From the entries below, copy each line in which the word "총괄내역서" occurs.

INFORMATION GIVEN below:

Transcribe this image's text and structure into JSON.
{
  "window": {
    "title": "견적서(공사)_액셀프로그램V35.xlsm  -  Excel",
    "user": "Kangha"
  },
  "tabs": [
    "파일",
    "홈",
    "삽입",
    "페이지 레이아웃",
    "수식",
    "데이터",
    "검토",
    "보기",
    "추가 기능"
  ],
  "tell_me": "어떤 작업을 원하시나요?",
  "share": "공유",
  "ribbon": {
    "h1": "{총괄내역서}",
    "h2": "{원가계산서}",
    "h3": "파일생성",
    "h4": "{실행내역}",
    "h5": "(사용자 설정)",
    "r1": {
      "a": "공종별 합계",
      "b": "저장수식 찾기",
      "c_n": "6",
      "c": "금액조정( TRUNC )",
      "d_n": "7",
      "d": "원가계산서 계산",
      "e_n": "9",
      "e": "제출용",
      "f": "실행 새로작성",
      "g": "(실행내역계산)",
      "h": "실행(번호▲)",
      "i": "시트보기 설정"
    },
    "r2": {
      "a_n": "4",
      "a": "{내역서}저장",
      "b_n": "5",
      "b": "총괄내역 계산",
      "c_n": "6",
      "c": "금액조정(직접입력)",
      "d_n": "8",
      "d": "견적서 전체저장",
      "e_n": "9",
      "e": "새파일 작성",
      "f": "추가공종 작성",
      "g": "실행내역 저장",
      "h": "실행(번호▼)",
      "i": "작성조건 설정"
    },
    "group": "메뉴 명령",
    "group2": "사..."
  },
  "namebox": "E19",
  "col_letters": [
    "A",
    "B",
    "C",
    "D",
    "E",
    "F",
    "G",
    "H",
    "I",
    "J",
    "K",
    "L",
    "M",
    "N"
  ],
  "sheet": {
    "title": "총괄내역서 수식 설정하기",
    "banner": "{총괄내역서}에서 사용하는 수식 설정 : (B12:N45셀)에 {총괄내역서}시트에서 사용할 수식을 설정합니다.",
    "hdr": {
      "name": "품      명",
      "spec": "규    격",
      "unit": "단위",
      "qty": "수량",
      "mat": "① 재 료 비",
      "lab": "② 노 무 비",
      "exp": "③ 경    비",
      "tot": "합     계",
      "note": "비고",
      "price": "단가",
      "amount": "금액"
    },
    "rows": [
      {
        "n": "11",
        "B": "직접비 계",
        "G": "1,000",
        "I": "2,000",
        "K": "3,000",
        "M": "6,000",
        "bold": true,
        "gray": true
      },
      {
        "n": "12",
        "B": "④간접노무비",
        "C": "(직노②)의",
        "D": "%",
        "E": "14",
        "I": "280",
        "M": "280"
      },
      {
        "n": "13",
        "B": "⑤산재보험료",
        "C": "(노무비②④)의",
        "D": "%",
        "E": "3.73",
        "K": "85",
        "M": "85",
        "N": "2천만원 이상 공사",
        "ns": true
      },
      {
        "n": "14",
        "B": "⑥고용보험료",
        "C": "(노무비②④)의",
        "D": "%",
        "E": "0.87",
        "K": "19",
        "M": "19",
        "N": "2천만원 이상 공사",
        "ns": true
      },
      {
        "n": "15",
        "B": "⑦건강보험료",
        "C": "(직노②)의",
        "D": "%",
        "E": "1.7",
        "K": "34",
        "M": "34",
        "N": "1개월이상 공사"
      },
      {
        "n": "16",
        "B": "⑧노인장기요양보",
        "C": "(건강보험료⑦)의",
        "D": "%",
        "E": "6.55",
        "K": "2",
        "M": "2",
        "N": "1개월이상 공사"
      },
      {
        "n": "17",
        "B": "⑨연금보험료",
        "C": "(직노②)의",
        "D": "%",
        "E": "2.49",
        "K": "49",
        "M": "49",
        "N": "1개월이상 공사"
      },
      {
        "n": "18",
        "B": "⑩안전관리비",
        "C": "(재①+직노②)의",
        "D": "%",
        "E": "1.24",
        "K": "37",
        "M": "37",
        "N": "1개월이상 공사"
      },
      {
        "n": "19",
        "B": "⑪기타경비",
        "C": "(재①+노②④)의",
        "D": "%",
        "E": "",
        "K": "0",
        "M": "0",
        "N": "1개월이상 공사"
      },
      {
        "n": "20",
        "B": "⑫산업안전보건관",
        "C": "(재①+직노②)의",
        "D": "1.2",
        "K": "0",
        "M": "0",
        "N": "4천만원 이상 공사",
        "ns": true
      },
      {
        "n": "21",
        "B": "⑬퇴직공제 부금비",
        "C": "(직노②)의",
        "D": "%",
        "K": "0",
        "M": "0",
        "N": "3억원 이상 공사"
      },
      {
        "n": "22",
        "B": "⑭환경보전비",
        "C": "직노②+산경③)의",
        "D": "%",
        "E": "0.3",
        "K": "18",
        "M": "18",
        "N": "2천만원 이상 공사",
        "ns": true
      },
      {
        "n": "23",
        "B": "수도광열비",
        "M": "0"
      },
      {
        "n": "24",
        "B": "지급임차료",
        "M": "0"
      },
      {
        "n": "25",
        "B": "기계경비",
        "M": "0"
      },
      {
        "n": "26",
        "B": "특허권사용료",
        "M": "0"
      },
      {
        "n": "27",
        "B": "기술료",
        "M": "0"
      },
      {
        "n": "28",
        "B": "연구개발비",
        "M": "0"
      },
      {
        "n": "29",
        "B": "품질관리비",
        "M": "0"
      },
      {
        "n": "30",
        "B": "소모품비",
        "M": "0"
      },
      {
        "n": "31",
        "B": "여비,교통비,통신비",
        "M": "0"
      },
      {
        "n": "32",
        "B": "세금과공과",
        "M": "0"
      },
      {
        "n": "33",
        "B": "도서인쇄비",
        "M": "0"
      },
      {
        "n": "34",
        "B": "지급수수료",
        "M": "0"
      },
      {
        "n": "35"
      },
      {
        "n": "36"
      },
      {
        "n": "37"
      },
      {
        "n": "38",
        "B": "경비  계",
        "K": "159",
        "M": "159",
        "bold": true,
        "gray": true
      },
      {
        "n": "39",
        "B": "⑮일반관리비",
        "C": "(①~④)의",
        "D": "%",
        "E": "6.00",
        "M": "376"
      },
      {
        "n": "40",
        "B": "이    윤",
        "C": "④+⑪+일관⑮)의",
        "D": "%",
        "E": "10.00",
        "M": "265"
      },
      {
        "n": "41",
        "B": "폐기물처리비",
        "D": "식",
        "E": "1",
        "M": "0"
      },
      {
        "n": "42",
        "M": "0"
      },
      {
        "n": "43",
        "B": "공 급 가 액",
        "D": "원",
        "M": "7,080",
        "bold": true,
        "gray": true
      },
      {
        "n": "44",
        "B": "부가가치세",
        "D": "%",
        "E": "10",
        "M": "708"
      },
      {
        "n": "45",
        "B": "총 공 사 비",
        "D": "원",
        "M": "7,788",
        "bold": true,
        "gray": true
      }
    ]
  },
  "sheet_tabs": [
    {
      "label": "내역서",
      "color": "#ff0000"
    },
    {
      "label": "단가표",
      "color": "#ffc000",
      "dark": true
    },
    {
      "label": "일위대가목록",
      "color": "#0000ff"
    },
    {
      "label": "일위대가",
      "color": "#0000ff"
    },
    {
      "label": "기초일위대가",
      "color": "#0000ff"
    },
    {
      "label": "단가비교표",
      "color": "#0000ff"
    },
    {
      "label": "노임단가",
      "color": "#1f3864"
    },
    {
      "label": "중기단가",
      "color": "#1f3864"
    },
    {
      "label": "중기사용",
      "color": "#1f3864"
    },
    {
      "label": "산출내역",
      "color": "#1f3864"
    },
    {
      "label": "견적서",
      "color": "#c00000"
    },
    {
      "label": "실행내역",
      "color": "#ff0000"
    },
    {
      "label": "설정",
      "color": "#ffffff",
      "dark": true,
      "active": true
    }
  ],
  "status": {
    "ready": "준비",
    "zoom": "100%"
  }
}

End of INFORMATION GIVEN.

### FINAL ANSWER:
    "h1": "{총괄내역서}",
    "title": "총괄내역서 수식 설정하기",
    "banner": "{총괄내역서}에서 사용하는 수식 설정 : (B12:N45셀)에 {총괄내역서}시트에서 사용할 수식을 설정합니다.",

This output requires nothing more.